Apps on our smartphones allow us to get directions, order pizza or play a video game. An app called “Yes to Sex” now encourages young people to make more-informed decisions about their sexual relationships.
The app requests that you and your potential sexual partner answer a series of questions, beginning with queries about your sexual mood. You are given such choices as “seductive,” “thrilled” or “not interested,” while your partner can respond with “turned on” or “sorry, not interested.”
After confirming that you are 16 years of age or older, each partner is asked to consent to a series of statements. For example, you are asked to confirm that “neither of us are asleep or passed out, mentally incapacitated, physically helpless, or too intoxicated to consent.”
In addition to the items about consent, there are questions about what type of birth control you will use, and information about sexually transmitted diseases. Finally, you and your partner are asked to record on your phone your consent to sex and what safe word you’ll use to revoke your permission.
The app was developed by the mom of three college students, focused on the very real issues of sexual assaults on campus and the epidemic of sexually transmitted disease.
In spite of its lofty goals, it’s easy to ridicule this app. It’s intended to help young adults avoid awkward conversations about sexual relations. When kids talk to me about why they didn’t use birth control or discuss sexual health before having sex, they say they felt too embarrassed to talk about such personal matters.
My response is simple: If you are too uncomfortable to have that conversation, then you shouldn’t have sex with that person.
Sexual assaults on college campuses are closely connected with the intoxicated state of one or both of the participants. This app will have no impact on those situations. I doubt that partners will call a time out from their amorous activities to interact with a phone app.
This approach seems pretty stupid to older individuals, but perhaps it may have some value. Young people, correctly and incorrectly, use technology to communicate. If this app helps young people keep themselves healthy and safe, then it’s helpful.
If you have a teen or young adult in your house, here’s your homework: Download this app on your phone, and ask your child their opinion about its use. This is your opportunity to listen and educate. Talk about the high rate of sexual assaults, sexually transmitted diseases, and what consent means. Understand your teen’s viewpoint about this app, and please please please don’t ridicule their responses.
Next Week: Here’s why Time Out isn’t working.
Thank you for reading the Dayton Daily News and for supporting local journalism. Subscribers: log in for access to your daily ePaper and premium newsletters.

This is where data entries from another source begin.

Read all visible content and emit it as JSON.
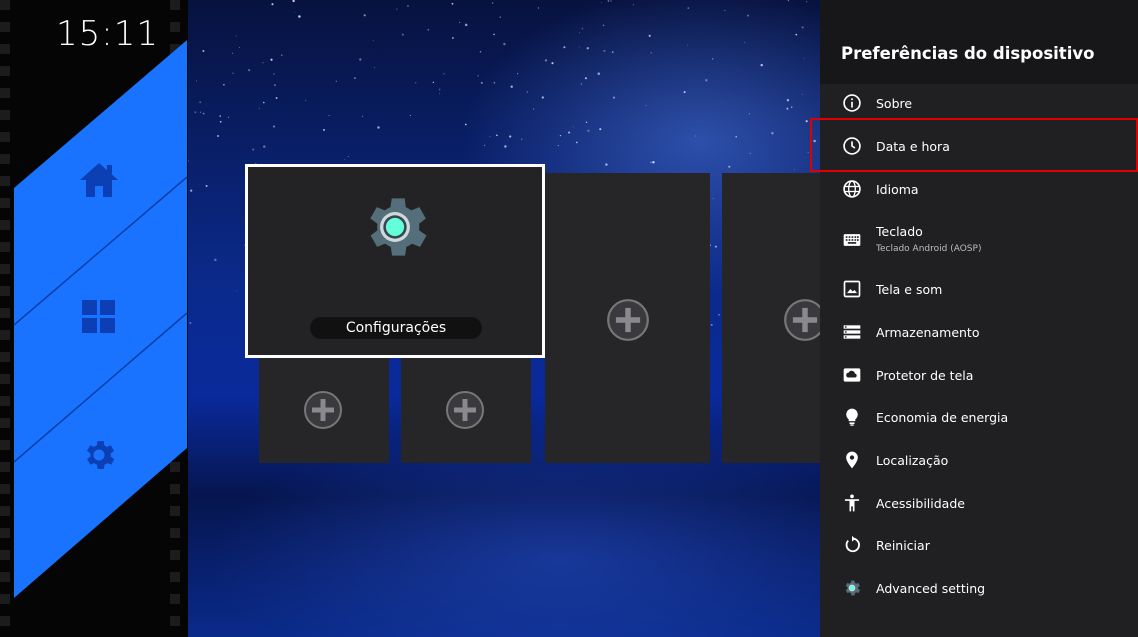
{
  "clock": "15:11",
  "left_rail": {
    "items": [
      {
        "name": "home-icon"
      },
      {
        "name": "apps-grid-icon"
      },
      {
        "name": "gear-icon"
      }
    ],
    "accent": "#1a73ff"
  },
  "focused_app": {
    "label": "Configurações",
    "icon": "settings-gear-icon"
  },
  "panel": {
    "title": "Preferências do dispositivo",
    "items": [
      {
        "label": "Sobre",
        "icon": "info-icon"
      },
      {
        "label": "Data e hora",
        "icon": "clock-icon"
      },
      {
        "label": "Idioma",
        "icon": "globe-icon"
      },
      {
        "label": "Teclado",
        "sub": "Teclado Android (AOSP)",
        "icon": "keyboard-icon"
      },
      {
        "label": "Tela e som",
        "icon": "image-icon"
      },
      {
        "label": "Armazenamento",
        "icon": "storage-icon"
      },
      {
        "label": "Protetor de tela",
        "icon": "screensaver-icon"
      },
      {
        "label": "Economia de energia",
        "icon": "lightbulb-icon"
      },
      {
        "label": "Localização",
        "icon": "location-pin-icon"
      },
      {
        "label": "Acessibilidade",
        "icon": "accessibility-icon"
      },
      {
        "label": "Reiniciar",
        "icon": "restart-icon"
      },
      {
        "label": "Advanced setting",
        "icon": "advanced-gear-icon"
      }
    ]
  },
  "colors": {
    "highlight_border": "#e00000",
    "panel_bg": "#202022"
  }
}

Thank you for supporting in-depth local journalism with your subscription to the Dayton Daily News. Get more news when you want it with email newsletters just for subscribers. Sign up here.